When Sarah Palin ran for vice president, journalists provided some Alaska-sized examples of character assassination, attacking her by a factor of 18-to-1, calling her McCain's "problem" and her views "incendiary." So far this election, the media are aiming for Texas-sized attacks on that state's Gov. Rick Perry.
With Perry currently in the lead for the Republican nomination, lefty media types are hoping that Texas-sized is big enough to stop any viable conservative challenge to their man Obama. They bash Perry on the economy, on his straight-talking personality and throw in little digs against Texas, too.
One of the funniest things is the assault on Perry's economic record as governor. This isn't Gardisil where even Perry has admitted he didn't handle it well. This is economic success the likes of which we haven't seen since the last governor of Texas was president.
That doesn't stop major outlets like The Washington Post and The New York Times. The Post tried lamely  to claim Perry's job growth was all government, but they cherry-picked the stats and ignored that ratio of government workers to citizens had declined.
The Times led off with the good: "Texas is home to at least one-third of the jobs created nationwide since the recession ended." It also included a state economy growing twice the national rate and stable housing prices.
Somehow the Times saw that as a bad thing, stating "some economists as well as Perry skeptics suggest that Mr. Perry stumbled into the Texas miracle." Perry could have cured cancer and some (read liberal) critics would complain he had hurt the healthcare industry.
With 9.1 percent unemployment, maybe America could use a repeat of such stumbling.
But that's not as bad as the attack Perry received for saying if Fed Chairman Ben Bernanke were "printing more money to play politics" it would be "almost treasonous." The media "almost" exploded right on the screen over that one, showing how little they understand the English language they use every day. Treason has direct and clear-cut consequences. "Almost" treasonous is like "almost" pregnant - a big deal but not something you need to take action about.
Perry's comment spawned numerous media and pundit attacks, in no small part because many journalists used deceptive editing to make his comment look far worse than it was. Nearly two-thirds of all major media stories about the Bernanke comment got it wrong at least in part.
Here's how they played in. In 63 percent of those stories, so-called journalists cut out the word "almost" from the reporting, making Perry's complaint far stronger.
According to ABC's Jim Avila , on Aug. 18, Perry was "refusing to back off his charge that if the Federal Reserve prints more money to pay off debt, Chairman Ben Bernanke would be …" and then the network dubbed in one word from Perry: "treasonous." So much for "almost."
Forty-four percent of those stories only included the shortened version. Remember, I'm not talking about The Huffington Post here. This is ABC, CBS, NBC and the top five newspapers in the country - supposedly the cream of the journalistic crop.

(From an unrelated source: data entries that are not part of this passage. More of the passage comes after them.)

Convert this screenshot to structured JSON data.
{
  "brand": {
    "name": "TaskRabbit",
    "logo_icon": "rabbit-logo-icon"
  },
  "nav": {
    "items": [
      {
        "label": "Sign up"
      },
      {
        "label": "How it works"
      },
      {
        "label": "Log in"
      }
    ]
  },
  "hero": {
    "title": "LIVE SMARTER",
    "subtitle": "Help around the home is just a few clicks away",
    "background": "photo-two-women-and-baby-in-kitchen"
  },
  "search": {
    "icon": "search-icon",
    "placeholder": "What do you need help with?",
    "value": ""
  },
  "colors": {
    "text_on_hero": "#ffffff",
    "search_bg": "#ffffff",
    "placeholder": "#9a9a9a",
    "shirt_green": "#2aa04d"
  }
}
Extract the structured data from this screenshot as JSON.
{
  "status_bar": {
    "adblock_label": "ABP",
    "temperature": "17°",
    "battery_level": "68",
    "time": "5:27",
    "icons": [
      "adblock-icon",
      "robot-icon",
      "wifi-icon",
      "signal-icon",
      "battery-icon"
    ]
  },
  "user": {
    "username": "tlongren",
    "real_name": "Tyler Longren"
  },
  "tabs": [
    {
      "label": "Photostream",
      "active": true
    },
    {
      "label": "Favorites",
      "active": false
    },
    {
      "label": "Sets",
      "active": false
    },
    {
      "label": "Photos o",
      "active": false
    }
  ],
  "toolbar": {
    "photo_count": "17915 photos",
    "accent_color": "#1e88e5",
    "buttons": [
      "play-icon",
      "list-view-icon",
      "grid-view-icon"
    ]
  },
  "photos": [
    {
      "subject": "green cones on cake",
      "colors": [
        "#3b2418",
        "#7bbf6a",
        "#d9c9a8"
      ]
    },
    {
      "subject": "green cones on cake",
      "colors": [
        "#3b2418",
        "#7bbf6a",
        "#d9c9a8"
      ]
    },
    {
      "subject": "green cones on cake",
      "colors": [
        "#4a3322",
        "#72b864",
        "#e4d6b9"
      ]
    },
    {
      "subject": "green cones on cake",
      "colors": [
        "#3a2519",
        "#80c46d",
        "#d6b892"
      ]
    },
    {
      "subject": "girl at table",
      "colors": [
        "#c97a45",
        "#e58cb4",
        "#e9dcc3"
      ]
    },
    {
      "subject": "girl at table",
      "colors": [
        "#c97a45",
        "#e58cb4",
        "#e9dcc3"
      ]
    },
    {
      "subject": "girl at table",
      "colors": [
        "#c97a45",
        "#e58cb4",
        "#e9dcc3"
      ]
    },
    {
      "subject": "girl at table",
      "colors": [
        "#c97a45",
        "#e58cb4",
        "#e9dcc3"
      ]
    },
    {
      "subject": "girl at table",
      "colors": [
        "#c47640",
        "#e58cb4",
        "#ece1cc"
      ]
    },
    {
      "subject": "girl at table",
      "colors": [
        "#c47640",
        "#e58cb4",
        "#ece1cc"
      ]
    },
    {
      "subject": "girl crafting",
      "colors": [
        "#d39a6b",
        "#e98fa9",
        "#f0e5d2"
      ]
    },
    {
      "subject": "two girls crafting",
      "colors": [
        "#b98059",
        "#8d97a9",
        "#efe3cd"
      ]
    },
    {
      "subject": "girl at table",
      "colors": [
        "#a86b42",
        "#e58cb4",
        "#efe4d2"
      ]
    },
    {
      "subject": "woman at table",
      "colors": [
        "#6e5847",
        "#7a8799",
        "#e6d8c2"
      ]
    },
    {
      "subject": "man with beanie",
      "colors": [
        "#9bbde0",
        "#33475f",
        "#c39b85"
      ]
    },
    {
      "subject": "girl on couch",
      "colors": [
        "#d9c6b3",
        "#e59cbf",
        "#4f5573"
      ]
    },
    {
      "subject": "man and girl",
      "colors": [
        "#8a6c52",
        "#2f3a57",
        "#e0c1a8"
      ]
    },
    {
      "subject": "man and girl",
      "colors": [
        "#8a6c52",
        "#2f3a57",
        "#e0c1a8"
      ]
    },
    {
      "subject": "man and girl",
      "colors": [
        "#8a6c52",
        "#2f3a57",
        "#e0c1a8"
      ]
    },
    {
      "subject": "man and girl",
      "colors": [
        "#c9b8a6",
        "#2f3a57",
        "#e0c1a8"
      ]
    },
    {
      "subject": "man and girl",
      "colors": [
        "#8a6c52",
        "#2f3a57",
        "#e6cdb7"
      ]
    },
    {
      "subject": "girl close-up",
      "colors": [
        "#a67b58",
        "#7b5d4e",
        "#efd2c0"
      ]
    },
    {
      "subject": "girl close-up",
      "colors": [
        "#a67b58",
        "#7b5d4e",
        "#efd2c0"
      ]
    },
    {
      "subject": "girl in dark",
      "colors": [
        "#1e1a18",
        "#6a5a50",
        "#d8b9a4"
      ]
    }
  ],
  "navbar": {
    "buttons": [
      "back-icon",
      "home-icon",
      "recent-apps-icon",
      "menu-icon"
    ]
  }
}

There's Post liberal Eugene Robinson talking about Perry's "rhetorical fringe" and how "he had barely been in the race for 48 hours when he announced it would be 'treasonous' for Federal Reserve Chairman Ben Bernanke to increase the money supply before the 2012 election." Or liberal E.J. Dionne Jr. doing the same claiming Perry "used the term 'treasonous' to try and bully the head of the Federal Reserve."
That strategy played out throughout the media. Next came the "Ponzi Scheme" assault on Perry over Social Security. CNN's Kyra Phillips  asked its generic Democrat if Perry was a "bomb thrower or truth teller" for that comment. I bet you know the answer they got. MSNBC pretend conservative Joe Scarborough  claimed that Perry's positions mean "there is no way Rick Perry can win a general election." He's praying for a "Draft Joe" campaign instead.
While many of the attacks have focused on Perry's economic record, the media have also gone after him for enforcing the death penalty. NBC anchor Brian Williams quizzed Perry on executions during one debate and asked if the candidate "struggled to sleep at night." Lefty critics have complained Williams didn't inquire about the case of Cameron Todd Willingham, their Texas Mumia (the convicted cop killer beloved by lefties). Liberals are convinced both are equally convinced was innocent.
Not to worry, the media always gets the last word for the left. A new movie called "Incendiary ," will explore that case as well - conveniently released this fall into the election season. Remember, when Citizens United released a movie about Hillary Clinton, the left went ballistic. But, like all things in the media, it's OK when they do it.
After all, they are on a holy mission to save Obama from the evil racists on the right - even if they have to lie to do it.
Dan Gainor is the Boone Pickens Fellow and the Media Research Center's Vice President for Business and Culture. His column appears each week on The Fox Forum. He can also be contacted on Facebook and Twitter as dangainor.